Arnon GrunbergArnon Grunberg was born in Amsterdam in 1971 and was kicked out of high school at age seventeen. After failing to get into acting school, Grunberg started his own publishing company at the age of twenty-one. Written on a dare when he was only twenty-two years old, his first novel Blue Mondays became a bestseller in Europe, won the Anton Wachter-prize, and his now in production for a movie and has been translated into eleven languages.

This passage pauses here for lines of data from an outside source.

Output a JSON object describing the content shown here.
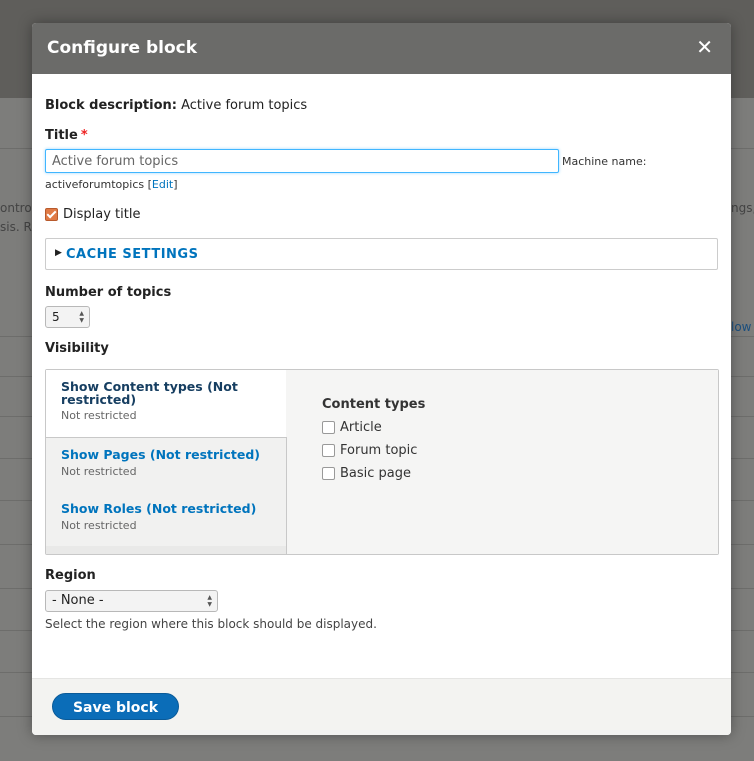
{
  "background": {
    "text_left_1": "ontro",
    "text_left_2": "sis. Re",
    "text_right_1": "ngs,",
    "link_right": "low"
  },
  "dialog": {
    "title": "Configure block",
    "close_icon": "close-icon",
    "close_glyph": "✕"
  },
  "form": {
    "description_label": "Block description:",
    "description_value": "Active forum topics",
    "title_label": "Title",
    "required_marker": "*",
    "title_value": "Active forum topics",
    "machine_name_label": "Machine name:",
    "machine_name_value": "activeforumtopics",
    "machine_edit_open": "[",
    "machine_edit_link": "Edit",
    "machine_edit_close": "]",
    "display_title_label": "Display title",
    "display_title_checked": true,
    "cache_settings_label": "CACHE SETTINGS",
    "number_label": "Number of topics",
    "number_value": "5",
    "visibility_label": "Visibility",
    "region_label": "Region",
    "region_value": "- None -",
    "region_help": "Select the region where this block should be displayed."
  },
  "visibility_tabs": [
    {
      "title": "Show Content types (Not restricted)",
      "title_line1": "Show Content types (Not",
      "title_line2": "restricted)",
      "summary": "Not restricted",
      "active": true
    },
    {
      "title": "Show Pages (Not restricted)",
      "summary": "Not restricted",
      "active": false
    },
    {
      "title": "Show Roles (Not restricted)",
      "summary": "Not restricted",
      "active": false
    }
  ],
  "visibility_pane": {
    "title": "Content types",
    "options": [
      {
        "label": "Article",
        "checked": false
      },
      {
        "label": "Forum topic",
        "checked": false
      },
      {
        "label": "Basic page",
        "checked": false
      }
    ]
  },
  "footer": {
    "save_label": "Save block"
  },
  "colors": {
    "accent": "#0074bd",
    "button": "#0b6db8",
    "titlebar": "#6b6b69",
    "checkbox_checked": "#e07a45"
  }
}
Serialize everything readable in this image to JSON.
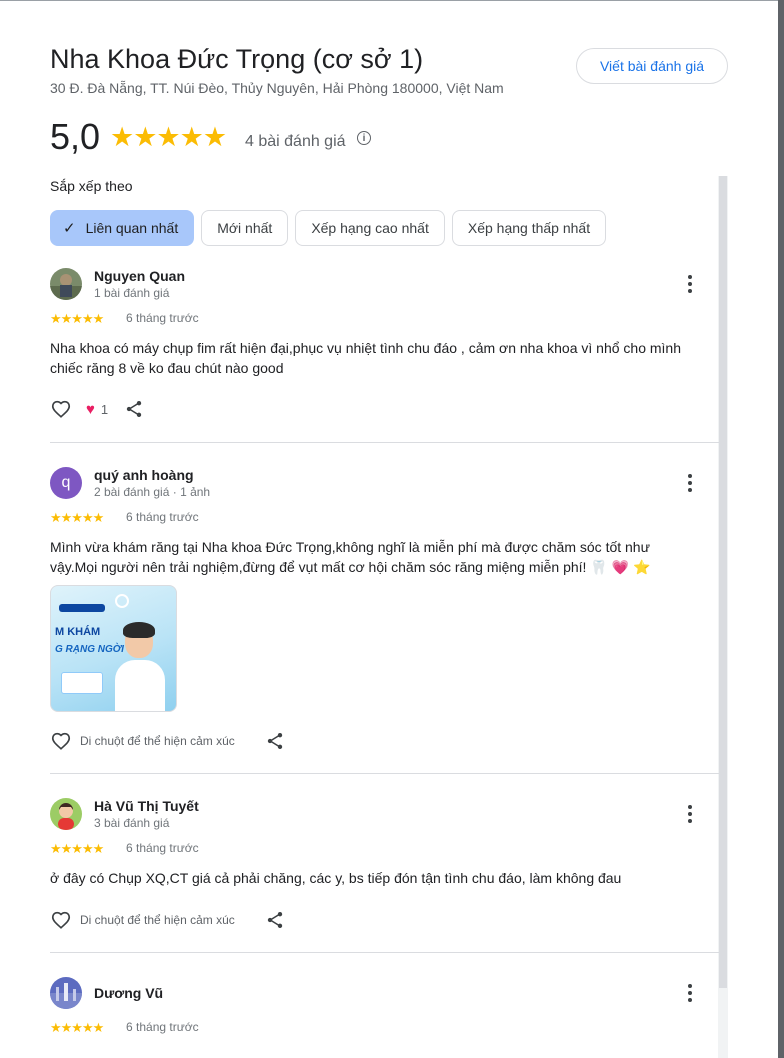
{
  "place": {
    "title": "Nha Khoa Đức Trọng (cơ sở 1)",
    "address": "30 Đ. Đà Nẵng, TT. Núi Đèo, Thủy Nguyên, Hải Phòng 180000, Việt Nam",
    "write_review_label": "Viết bài đánh giá",
    "rating": "5,0",
    "stars": "★★★★★",
    "review_count": "4 bài đánh giá",
    "info_icon": "i"
  },
  "sort": {
    "label": "Sắp xếp theo",
    "chips": [
      {
        "label": "Liên quan nhất",
        "selected": true
      },
      {
        "label": "Mới nhất",
        "selected": false
      },
      {
        "label": "Xếp hạng cao nhất",
        "selected": false
      },
      {
        "label": "Xếp hạng thấp nhất",
        "selected": false
      }
    ]
  },
  "reviews": [
    {
      "name": "Nguyen Quan",
      "meta": "1 bài đánh giá",
      "stars": "★★★★★",
      "time": "6 tháng trước",
      "text": "Nha khoa có máy chụp fim rất hiện đại,phục vụ nhiệt tình chu đáo , cảm ơn nha khoa vì nhổ cho mình chiếc răng 8 về ko đau chút nào good",
      "reaction_count": "1",
      "reaction_icon": "heart-icon"
    },
    {
      "name": "quý anh hoàng",
      "avatar_letter": "q",
      "meta": "2 bài đánh giá · 1 ảnh",
      "stars": "★★★★★",
      "time": "6 tháng trước",
      "text": "Mình vừa khám răng tại Nha khoa Đức Trọng,không nghĩ là miễn phí mà được chăm sóc tốt như vậy.Mọi người nên trải nghiệm,đừng để vụt mất cơ hội chăm sóc răng miệng miễn phí! 🦷 💗 ⭐",
      "photo_text_1": "M KHÁM",
      "photo_text_2": "G RẠNG NGỜI",
      "hint": "Di chuột để thể hiện cảm xúc"
    },
    {
      "name": "Hà Vũ Thị Tuyết",
      "meta": "3 bài đánh giá",
      "stars": "★★★★★",
      "time": "6 tháng trước",
      "text": "ở đây có Chụp XQ,CT giá cả phải chăng, các y, bs tiếp đón tận tình chu đáo, làm không đau",
      "hint": "Di chuột để thể hiện cảm xúc"
    },
    {
      "name": "Dương Vũ",
      "meta": "",
      "stars": "★★★★★",
      "time": "6 tháng trước"
    }
  ],
  "colors": {
    "accent": "#1a73e8",
    "star": "#fbbc04",
    "chip_selected": "#a8c7fa",
    "heart": "#e91e63"
  }
}
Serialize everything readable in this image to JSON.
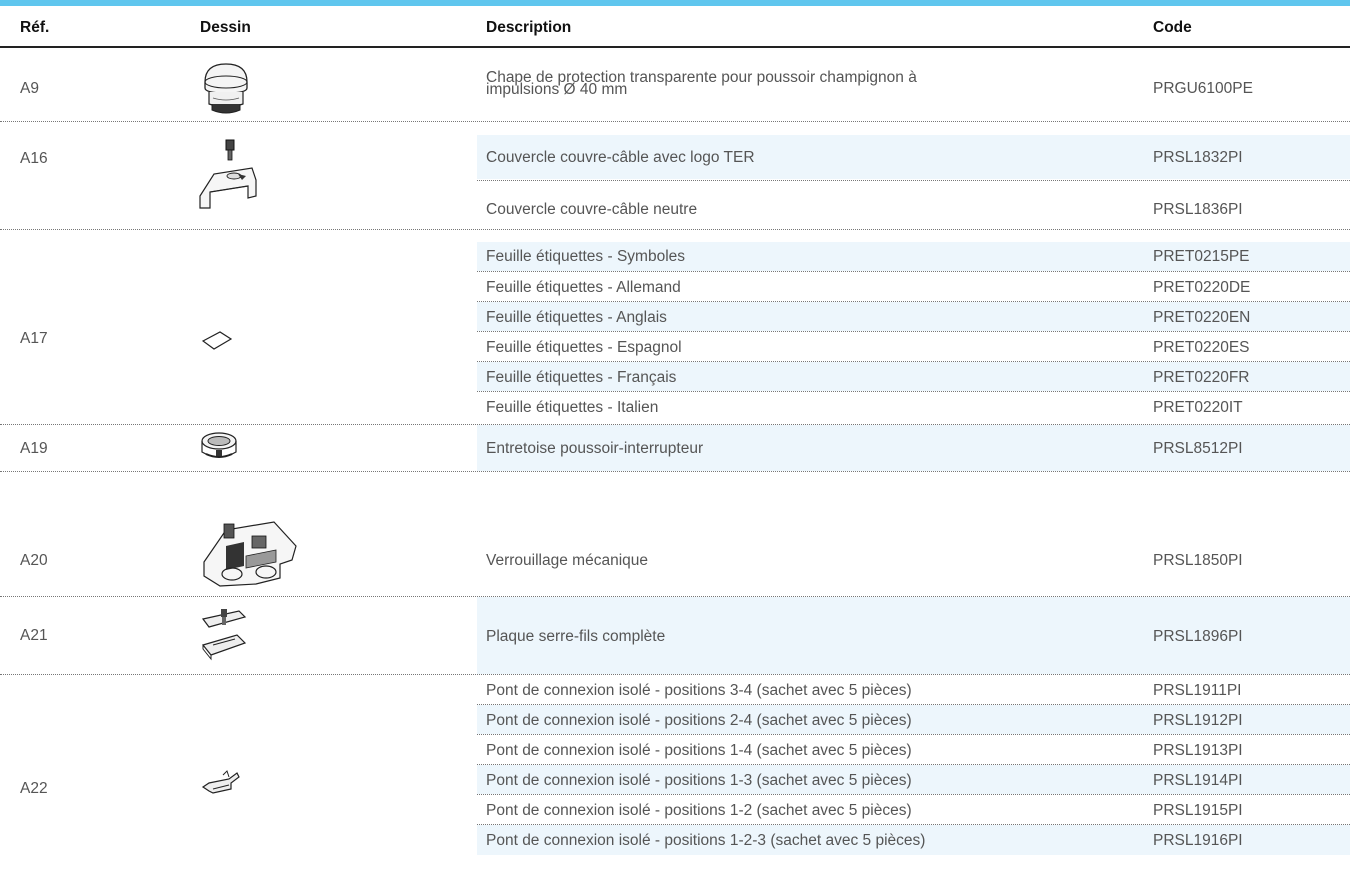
{
  "colors": {
    "accent_bar": "#5fc6ee",
    "alt_row": "#edf6fc"
  },
  "header": {
    "ref": "Réf.",
    "drawing": "Dessin",
    "description": "Description",
    "code": "Code"
  },
  "groups": [
    {
      "ref": "A9",
      "drawing_icon": "mushroom-cap-icon",
      "items": [
        {
          "description": "Chape de protection transparente pour poussoir champignon à\nimpulsions Ø 40 mm",
          "code": "PRGU6100PE"
        }
      ]
    },
    {
      "ref": "A16",
      "drawing_icon": "cable-cover-icon",
      "items": [
        {
          "description": "Couvercle couvre-câble avec logo TER",
          "code": "PRSL1832PI"
        },
        {
          "description": "Couvercle couvre-câble neutre",
          "code": "PRSL1836PI"
        }
      ]
    },
    {
      "ref": "A17",
      "drawing_icon": "label-sheet-icon",
      "items": [
        {
          "description": "Feuille étiquettes - Symboles",
          "code": "PRET0215PE"
        },
        {
          "description": "Feuille étiquettes - Allemand",
          "code": "PRET0220DE"
        },
        {
          "description": "Feuille étiquettes - Anglais",
          "code": "PRET0220EN"
        },
        {
          "description": "Feuille étiquettes - Espagnol",
          "code": "PRET0220ES"
        },
        {
          "description": "Feuille étiquettes - Français",
          "code": "PRET0220FR"
        },
        {
          "description": "Feuille étiquettes - Italien",
          "code": "PRET0220IT"
        }
      ]
    },
    {
      "ref": "A19",
      "drawing_icon": "spacer-ring-icon",
      "items": [
        {
          "description": "Entretoise poussoir-interrupteur",
          "code": "PRSL8512PI"
        }
      ]
    },
    {
      "ref": "A20",
      "drawing_icon": "mechanical-lock-icon",
      "items": [
        {
          "description": "Verrouillage mécanique",
          "code": "PRSL1850PI"
        }
      ]
    },
    {
      "ref": "A21",
      "drawing_icon": "wire-clamp-plate-icon",
      "items": [
        {
          "description": "Plaque serre-fils complète",
          "code": "PRSL1896PI"
        }
      ]
    },
    {
      "ref": "A22",
      "drawing_icon": "connection-bridge-icon",
      "items": [
        {
          "description": "Pont de connexion isolé - positions 3-4 (sachet avec 5 pièces)",
          "code": "PRSL1911PI"
        },
        {
          "description": "Pont de connexion isolé - positions 2-4 (sachet avec 5 pièces)",
          "code": "PRSL1912PI"
        },
        {
          "description": "Pont de connexion isolé - positions 1-4 (sachet avec 5 pièces)",
          "code": "PRSL1913PI"
        },
        {
          "description": "Pont de connexion isolé - positions 1-3 (sachet avec 5 pièces)",
          "code": "PRSL1914PI"
        },
        {
          "description": "Pont de connexion isolé - positions 1-2 (sachet avec 5 pièces)",
          "code": "PRSL1915PI"
        },
        {
          "description": "Pont de connexion isolé - positions 1-2-3 (sachet avec 5 pièces)",
          "code": "PRSL1916PI"
        }
      ]
    }
  ]
}
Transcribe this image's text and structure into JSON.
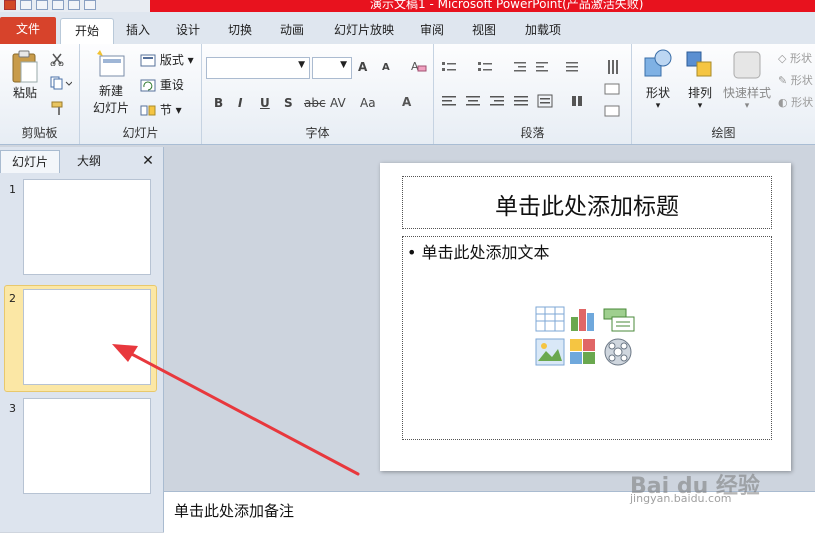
{
  "window": {
    "title": "演示文稿1 - Microsoft PowerPoint(产品激活失败)"
  },
  "tabs": [
    "文件",
    "开始",
    "插入",
    "设计",
    "切换",
    "动画",
    "幻灯片放映",
    "审阅",
    "视图",
    "加载项"
  ],
  "ribbon": {
    "clipboard": {
      "paste": "粘贴",
      "label": "剪贴板"
    },
    "slides": {
      "new_slide_line1": "新建",
      "new_slide_line2": "幻灯片",
      "layout": "版式",
      "reset": "重设",
      "section": "节",
      "label": "幻灯片"
    },
    "font": {
      "label": "字体",
      "bold": "B",
      "italic": "I",
      "underline": "U",
      "shadow": "S",
      "strike": "abc",
      "spacing": "AV",
      "case": "Aa",
      "grow": "A",
      "shrink": "A"
    },
    "paragraph": {
      "label": "段落"
    },
    "drawing": {
      "shapes": "形状",
      "arrange": "排列",
      "quick_styles": "快速样式",
      "label": "绘图",
      "fill": "形状",
      "outline": "形状",
      "effect": "形状"
    }
  },
  "left_panel": {
    "tab_slides": "幻灯片",
    "tab_outline": "大纲",
    "close": "✕",
    "thumbnails": [
      {
        "num": "1",
        "selected": false
      },
      {
        "num": "2",
        "selected": true
      },
      {
        "num": "3",
        "selected": false
      }
    ]
  },
  "slide": {
    "title_placeholder": "单击此处添加标题",
    "body_placeholder": "单击此处添加文本",
    "bullet": "•"
  },
  "notes": {
    "placeholder": "单击此处添加备注"
  },
  "watermark": {
    "text": "Bai du 经验",
    "url": "jingyan.baidu.com"
  },
  "annotation": {
    "arrow_color": "#e8383d"
  }
}
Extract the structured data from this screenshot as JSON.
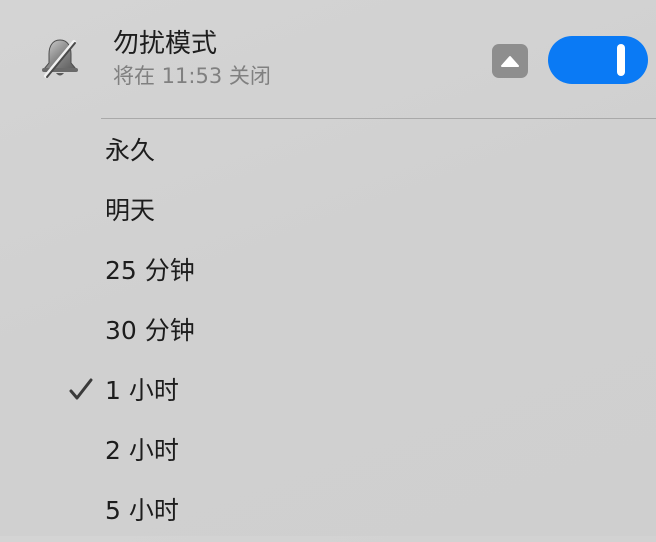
{
  "header": {
    "icon": "bell-slash-icon",
    "title": "勿扰模式",
    "subtitle": "将在 11:53 关闭",
    "expand_icon": "chevron-up-icon",
    "toggle_on": true,
    "accent_color": "#0a7af5"
  },
  "menu": {
    "items": [
      {
        "label": "永久",
        "checked": false
      },
      {
        "label": "明天",
        "checked": false
      },
      {
        "label": "25 分钟",
        "checked": false
      },
      {
        "label": "30 分钟",
        "checked": false
      },
      {
        "label": "1 小时",
        "checked": true
      },
      {
        "label": "2 小时",
        "checked": false
      },
      {
        "label": "5 小时",
        "checked": false
      }
    ],
    "check_icon": "checkmark-icon"
  }
}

His second novel, Silent Extras was recently optioned for a major motions picture by the British production company Geoff Reeve Films, and his third novel Phantom Pain won the AKO Prize, the highest literary honor in the Netherlands.

Writing under the pseudonym of Marek van de Jagt, his novel The Story of My Baldness, also won the Anton Wachter prize for best first novel, but the prize was revoked when it was realized that he had in fact already won the prize.

Grunberg was raised in Amsterdam and currently lives in New York City where he has dabbled in waiting tables and real estate. He writes a weekly column for a Dutch newspaper about life in America, and contributes widely to magazines and newspapers, including The New York Times. About Us | Subscribe | Review Team | History | ©1998-2014